Severe acute respiratory syndrome coronavirus 2 (SARS-CoV-2), the aetiologic agent of the coronavirus disease 2019 (COVID-19), is now rapidly disseminating throughout the world with 147,443,848 cases reported so far. Around 30-80% of cases (depending on COVID-19 severity) are reported to have neurological manifestations including anosmia, stroke, and encephalopathy. In addition, some patients have recognised autoimmune neurological disorders, including both central (limbic and brainstem encephalitis, acute disseminated encephalomyelitis [ADEM], and myelitis) and peripheral diseases (Guillain-Barré and Miller Fisher syndrome). We systematically describe data from 133 reported series on the Neurology and Neuropsychiatry of COVID-19 blog ( https://blogs.bmj.com/jnnp/2020/05/01/the-neurology-and-neuropsychiatry-of-covid-19/ ) providing a comprehensive overview concerning the diagnosis, and treatment of patients with neurological immune-mediated complications of SARS-CoV-2. In most cases the latency to neurological disorder was highly variable and the immunological or other mechanisms involved were unclear. Despite specific neuronal or ganglioside antibodies only being identified in 10, many had apparent responses to immunotherapies. Although the proportion of patients experiencing immune-mediated neurological disorders is small, the total number is likely to be underestimated. The early recognition and improvement seen with use of immunomodulatory treatment, even in those without identified autoantibodies, makes delayed or missed diagnoses risk the potential for long-term disability, including the emerging challenge of post-acute COVID-19 sequelae (PACS). Finally, potential issues regarding the use of immunotherapies in patients with pre-existent neuro-immunological disorders are also discussed.

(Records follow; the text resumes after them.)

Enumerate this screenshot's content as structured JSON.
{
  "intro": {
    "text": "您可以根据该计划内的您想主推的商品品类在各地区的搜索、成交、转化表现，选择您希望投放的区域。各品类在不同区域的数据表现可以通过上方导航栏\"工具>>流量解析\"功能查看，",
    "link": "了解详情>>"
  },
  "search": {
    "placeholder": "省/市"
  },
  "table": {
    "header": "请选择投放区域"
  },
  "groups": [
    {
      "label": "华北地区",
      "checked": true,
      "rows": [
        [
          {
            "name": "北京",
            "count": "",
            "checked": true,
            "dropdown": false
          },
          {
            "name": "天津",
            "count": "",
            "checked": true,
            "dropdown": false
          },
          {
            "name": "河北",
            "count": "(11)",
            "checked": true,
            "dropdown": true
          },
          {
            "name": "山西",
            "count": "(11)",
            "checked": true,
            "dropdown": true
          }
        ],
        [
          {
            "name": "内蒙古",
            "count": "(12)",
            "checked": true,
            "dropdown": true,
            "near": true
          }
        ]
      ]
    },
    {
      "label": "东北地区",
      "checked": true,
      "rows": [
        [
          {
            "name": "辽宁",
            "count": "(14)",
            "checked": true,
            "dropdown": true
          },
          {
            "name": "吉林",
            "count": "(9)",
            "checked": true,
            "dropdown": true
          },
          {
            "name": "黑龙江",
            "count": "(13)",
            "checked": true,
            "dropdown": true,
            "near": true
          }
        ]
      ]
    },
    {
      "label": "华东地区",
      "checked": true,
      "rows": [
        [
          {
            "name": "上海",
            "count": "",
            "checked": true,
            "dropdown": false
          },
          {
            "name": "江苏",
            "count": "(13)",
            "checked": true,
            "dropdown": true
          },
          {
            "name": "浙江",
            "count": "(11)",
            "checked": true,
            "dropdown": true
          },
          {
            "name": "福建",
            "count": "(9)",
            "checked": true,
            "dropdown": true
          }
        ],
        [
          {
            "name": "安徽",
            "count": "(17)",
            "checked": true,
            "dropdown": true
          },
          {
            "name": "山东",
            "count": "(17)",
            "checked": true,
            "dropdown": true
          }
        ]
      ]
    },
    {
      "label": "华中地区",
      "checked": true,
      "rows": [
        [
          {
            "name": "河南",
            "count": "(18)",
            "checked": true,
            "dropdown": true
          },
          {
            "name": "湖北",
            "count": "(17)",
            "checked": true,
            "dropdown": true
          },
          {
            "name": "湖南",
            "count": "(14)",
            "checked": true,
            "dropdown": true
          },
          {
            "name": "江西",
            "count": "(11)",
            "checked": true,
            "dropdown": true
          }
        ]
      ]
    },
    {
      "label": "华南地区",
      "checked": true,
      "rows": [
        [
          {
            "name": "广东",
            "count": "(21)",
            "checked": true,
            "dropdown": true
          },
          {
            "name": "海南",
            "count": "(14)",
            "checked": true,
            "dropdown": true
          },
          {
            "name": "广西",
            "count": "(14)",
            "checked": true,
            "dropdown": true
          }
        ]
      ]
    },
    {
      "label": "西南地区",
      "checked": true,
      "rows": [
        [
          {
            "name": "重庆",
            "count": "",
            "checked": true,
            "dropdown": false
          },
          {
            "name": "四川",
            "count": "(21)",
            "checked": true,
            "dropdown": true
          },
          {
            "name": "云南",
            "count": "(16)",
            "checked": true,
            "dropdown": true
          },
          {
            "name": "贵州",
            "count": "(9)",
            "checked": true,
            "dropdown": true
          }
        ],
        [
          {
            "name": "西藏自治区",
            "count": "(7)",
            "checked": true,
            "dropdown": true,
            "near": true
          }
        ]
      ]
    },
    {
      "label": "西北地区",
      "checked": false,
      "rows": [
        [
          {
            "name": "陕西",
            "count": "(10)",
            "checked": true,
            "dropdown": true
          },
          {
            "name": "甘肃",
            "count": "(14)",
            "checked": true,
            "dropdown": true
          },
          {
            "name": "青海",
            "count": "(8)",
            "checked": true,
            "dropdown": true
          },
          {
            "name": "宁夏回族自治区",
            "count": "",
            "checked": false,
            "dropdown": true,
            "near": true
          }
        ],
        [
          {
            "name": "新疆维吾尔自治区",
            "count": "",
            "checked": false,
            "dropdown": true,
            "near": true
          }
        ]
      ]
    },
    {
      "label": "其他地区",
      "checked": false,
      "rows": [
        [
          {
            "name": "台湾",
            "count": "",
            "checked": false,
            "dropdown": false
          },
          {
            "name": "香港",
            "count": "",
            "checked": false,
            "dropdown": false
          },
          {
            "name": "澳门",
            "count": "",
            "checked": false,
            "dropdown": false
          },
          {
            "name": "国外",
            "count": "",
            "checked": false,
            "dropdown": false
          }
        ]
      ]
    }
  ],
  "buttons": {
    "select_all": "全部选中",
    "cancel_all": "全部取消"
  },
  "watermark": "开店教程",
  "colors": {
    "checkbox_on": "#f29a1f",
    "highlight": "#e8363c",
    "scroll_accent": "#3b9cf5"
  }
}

Keywords: Autoimmune encephalitis; Guillain–Barre syndrome; Limbic encephalitis; Neuroimmunology; SARS-CoV-2.
© 2022. The Author(s).